Evaluating associations between school environments and health outcomes among students in rural Sri Lanka
Schools are recognised as important sites for preventing malnutrition, but additional work is needed to understand the mechanisms and best approaches to promote nutrition within schools, particularly in low- and middle-income countries. Traditionally, schools have followed a didactic approach to health promotion, focussing on curricula which teach students about healthy eating. However, school policies, practices and environmental characteristics may also have an influence.

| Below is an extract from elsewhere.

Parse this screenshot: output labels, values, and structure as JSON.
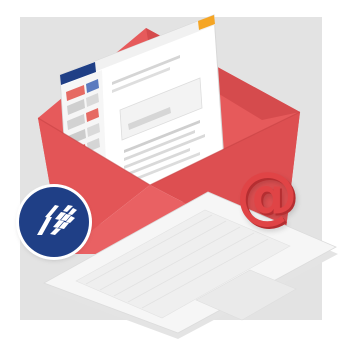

Julianne’s DPhil project measures school environments and student health behaviours within three rural districts of Sri Lanka, a country experiencing rapid epidemiological, demographic and economic transition. It is part of a larger study, Integrating Nutrition Promotion and Rural Development (INPARD), which uses a quasi-experimental controlled research design to identify the feasibility of integrating health promotion with rural development. The aim of her project is to evaluate the effects of INPARD’s nutrition promotion interventions on school environments and diets of secondary school children. It investigates if the World Health Organization’s “Nutrition Friendly School Initiative” (NFSI) guidelines, which are used to develop health promotion interventions within schools, are associated with healthy dietary behaviour among pupils within the schools. The project also aims to identify which types of actions to promote healthy eating have the greatest impact on the diets of pupils and to investigate how much of the variance in diet is explained by out-of-school environments compared to within-school environments.

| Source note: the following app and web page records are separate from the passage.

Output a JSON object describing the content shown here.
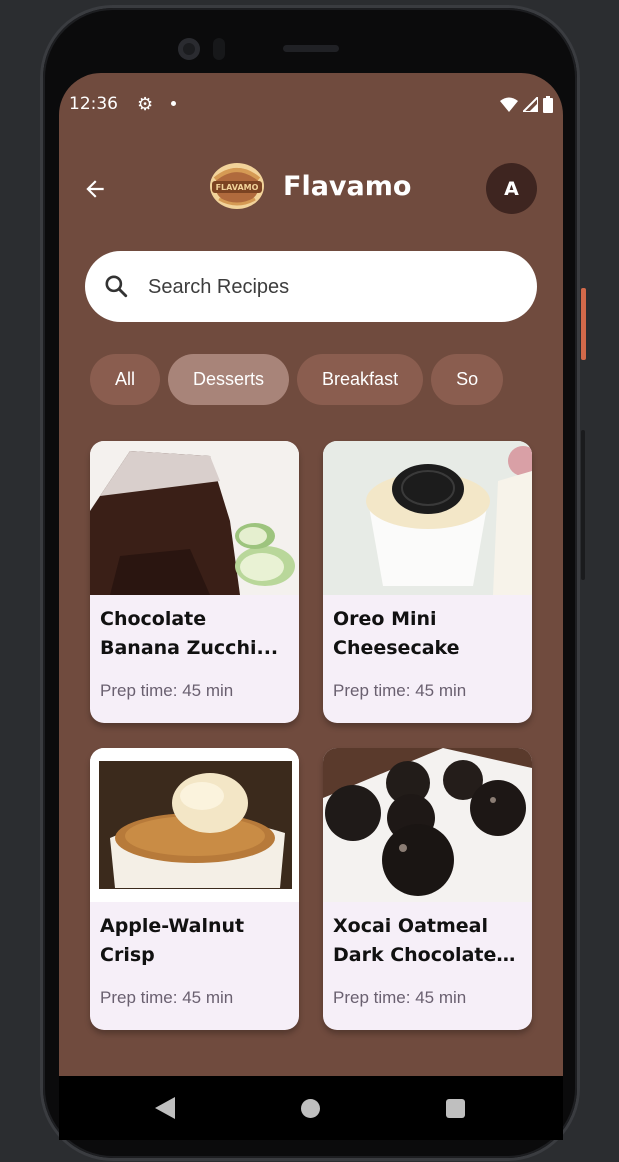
{
  "status_bar": {
    "time": "12:36"
  },
  "app_bar": {
    "title": "Flavamo",
    "avatar_letter": "A",
    "logo_text": "FLAVAMO"
  },
  "search": {
    "placeholder": "Search Recipes",
    "value": ""
  },
  "categories": {
    "selected": "Desserts",
    "items": [
      "All",
      "Desserts",
      "Breakfast",
      "So"
    ]
  },
  "recipes": [
    {
      "name": "Chocolate Banana Zucchi...",
      "prep": "Prep time: 45 min"
    },
    {
      "name": "Oreo Mini Cheesecake",
      "prep": "Prep time: 45 min"
    },
    {
      "name": "Apple-Walnut Crisp",
      "prep": "Prep time: 45 min"
    },
    {
      "name": "Xocai Oatmeal Dark Chocolate ...",
      "prep": "Prep time: 45 min"
    }
  ],
  "colors": {
    "background": "#704b3e",
    "chip": "#8a5d4f",
    "chip_selected": "#a88479",
    "card": "#f6eff8",
    "avatar": "#3e2520"
  }
}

Julianne is funded through a departmental scholarship from the Nuffield Department of Population Health. She is supervised by Dr Nick Townsend and Professor Mike Rayner.